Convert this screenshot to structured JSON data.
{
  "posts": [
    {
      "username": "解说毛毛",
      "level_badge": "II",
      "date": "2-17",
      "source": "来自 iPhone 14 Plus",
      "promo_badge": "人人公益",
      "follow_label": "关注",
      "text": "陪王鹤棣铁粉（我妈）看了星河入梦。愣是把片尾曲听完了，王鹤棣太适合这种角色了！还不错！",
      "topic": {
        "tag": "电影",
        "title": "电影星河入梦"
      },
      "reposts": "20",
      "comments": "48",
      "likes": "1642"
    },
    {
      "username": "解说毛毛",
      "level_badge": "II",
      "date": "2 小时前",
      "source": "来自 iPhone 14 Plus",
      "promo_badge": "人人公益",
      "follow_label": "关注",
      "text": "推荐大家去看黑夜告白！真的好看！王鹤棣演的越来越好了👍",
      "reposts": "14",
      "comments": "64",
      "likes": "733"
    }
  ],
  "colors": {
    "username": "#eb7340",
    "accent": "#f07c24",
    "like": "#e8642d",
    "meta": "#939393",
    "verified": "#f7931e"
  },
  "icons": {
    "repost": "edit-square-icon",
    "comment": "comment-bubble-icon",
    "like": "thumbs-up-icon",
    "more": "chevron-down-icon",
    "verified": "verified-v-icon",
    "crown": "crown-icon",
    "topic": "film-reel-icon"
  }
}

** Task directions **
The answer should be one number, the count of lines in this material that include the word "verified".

** Solved problem **
2